EXERCISE REQUIREMENTS: Where a line below includes the word "JSON", copy that line.

(Web page and app entries)
********
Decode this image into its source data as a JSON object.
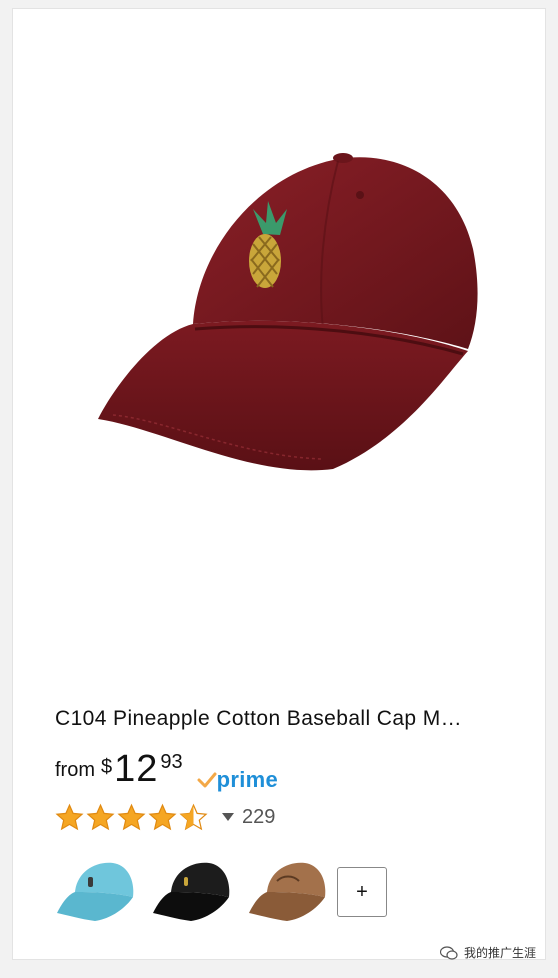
{
  "product": {
    "title": "C104 Pineapple Cotton Baseball Cap M…",
    "price": {
      "prefix": "from",
      "currency_symbol": "$",
      "whole": "12",
      "fraction": "93"
    },
    "prime_label": "prime",
    "rating": {
      "value_out_of_5": 4.5,
      "review_count": "229"
    },
    "more_colors_label": "+",
    "swatches": [
      {
        "name": "light-blue",
        "color": "#6fc6dc"
      },
      {
        "name": "black",
        "color": "#161616"
      },
      {
        "name": "brown",
        "color": "#9b6a45"
      }
    ],
    "main_image_color": "#7a1a20"
  },
  "colors": {
    "prime_blue": "#1f8fd8",
    "prime_check": "#f3a847",
    "star_fill": "#f5a623",
    "star_outline": "#e08a12"
  },
  "watermark": {
    "text": "我的推广生涯"
  }
}
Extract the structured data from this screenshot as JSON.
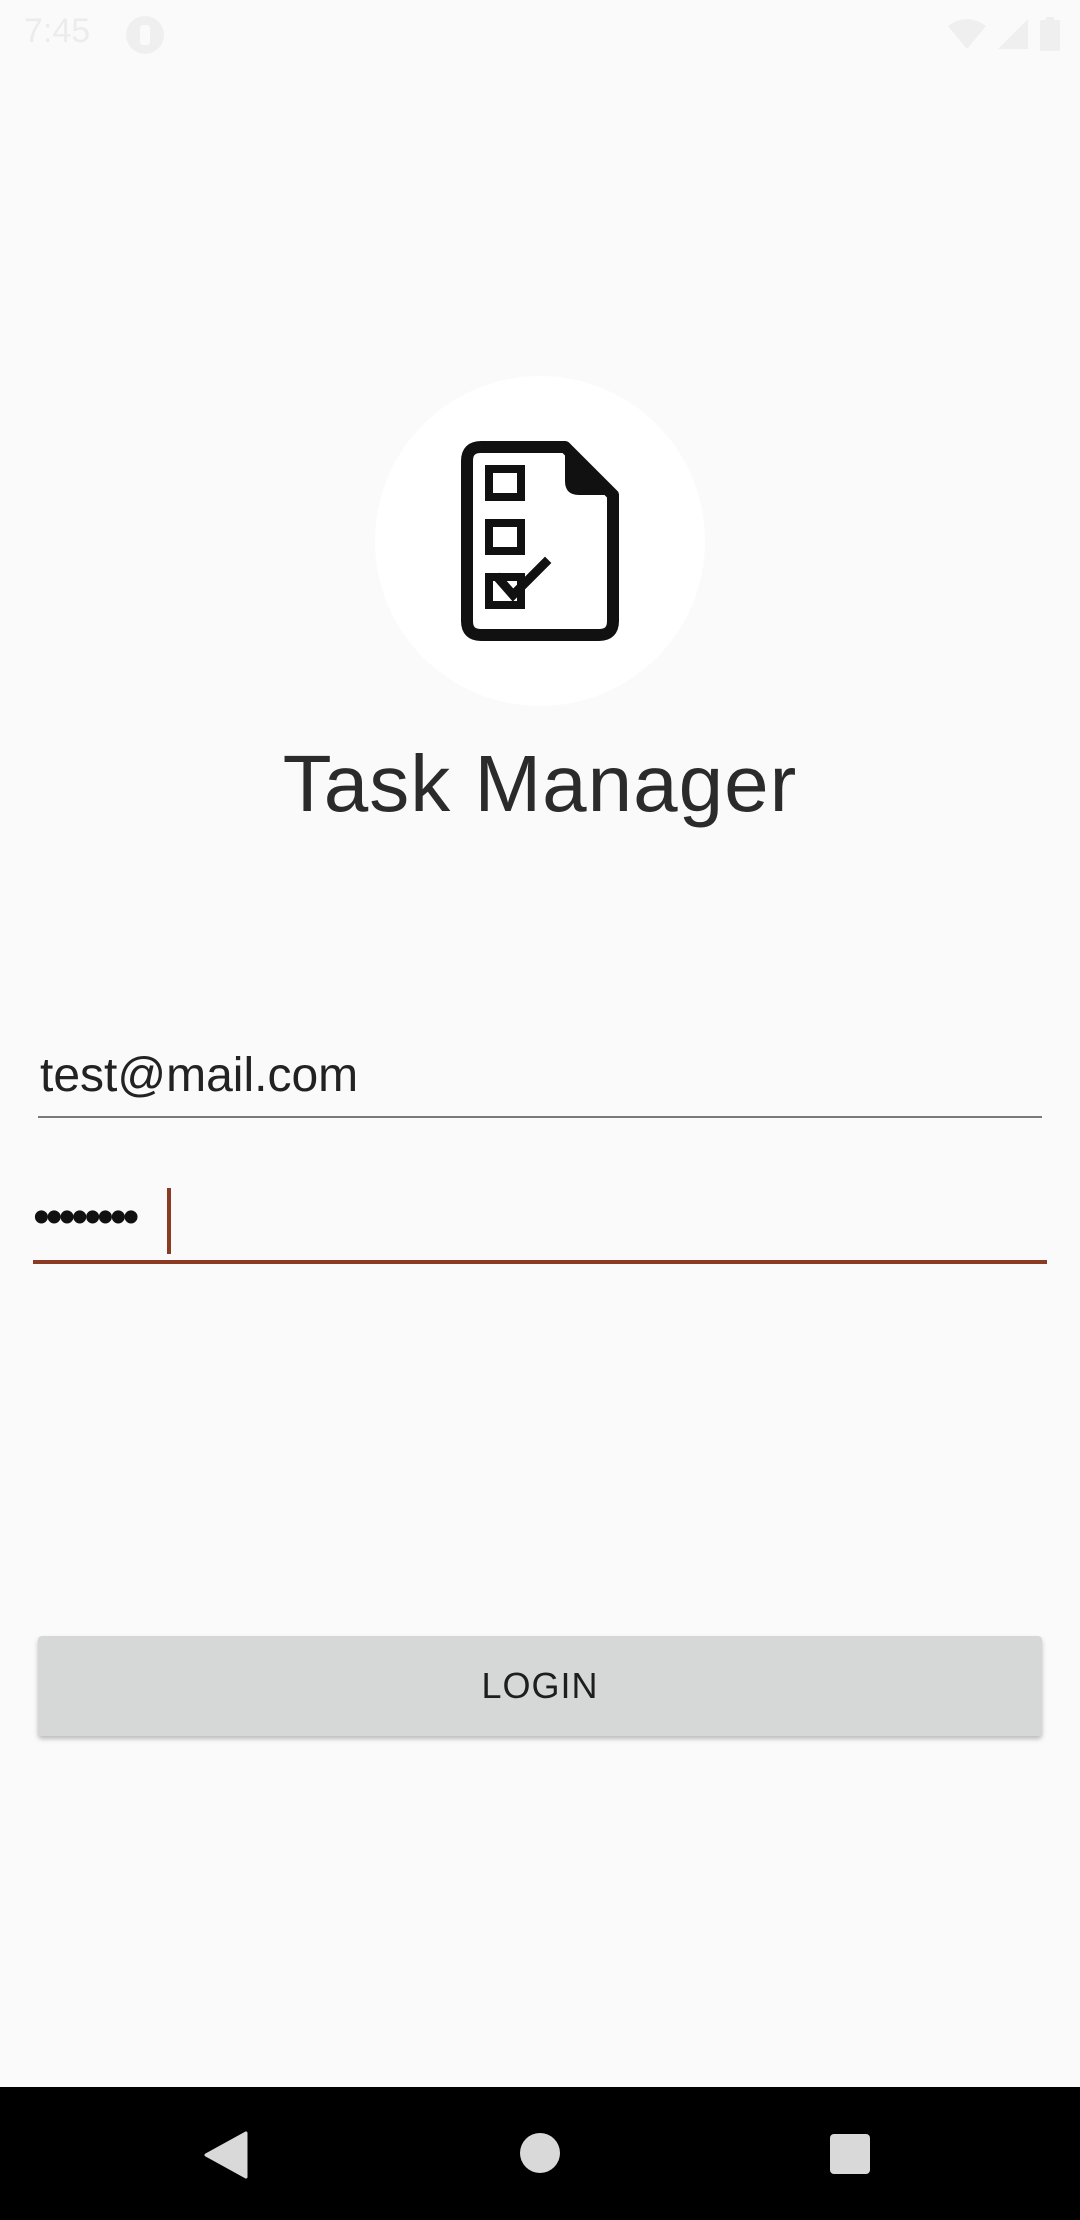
{
  "status_bar": {
    "time": "7:45",
    "icons": [
      "notification-icon",
      "wifi-icon",
      "signal-icon",
      "battery-icon"
    ]
  },
  "app": {
    "logo_icon": "checklist-document-icon",
    "title": "Task Manager"
  },
  "form": {
    "email_value": "test@mail.com",
    "password_value": "••••••••",
    "login_label": "LOGIN"
  },
  "colors": {
    "background": "#fafafa",
    "accent": "#8b3a24",
    "button": "#d6d7d7",
    "nav_bar": "#000000"
  },
  "nav_bar": {
    "icons": [
      "back-icon",
      "home-icon",
      "recents-icon"
    ]
  }
}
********
EXERCISE ANSWER:
Decode this image into its source data as a JSON object.
Extract the structured data from this screenshot as JSON.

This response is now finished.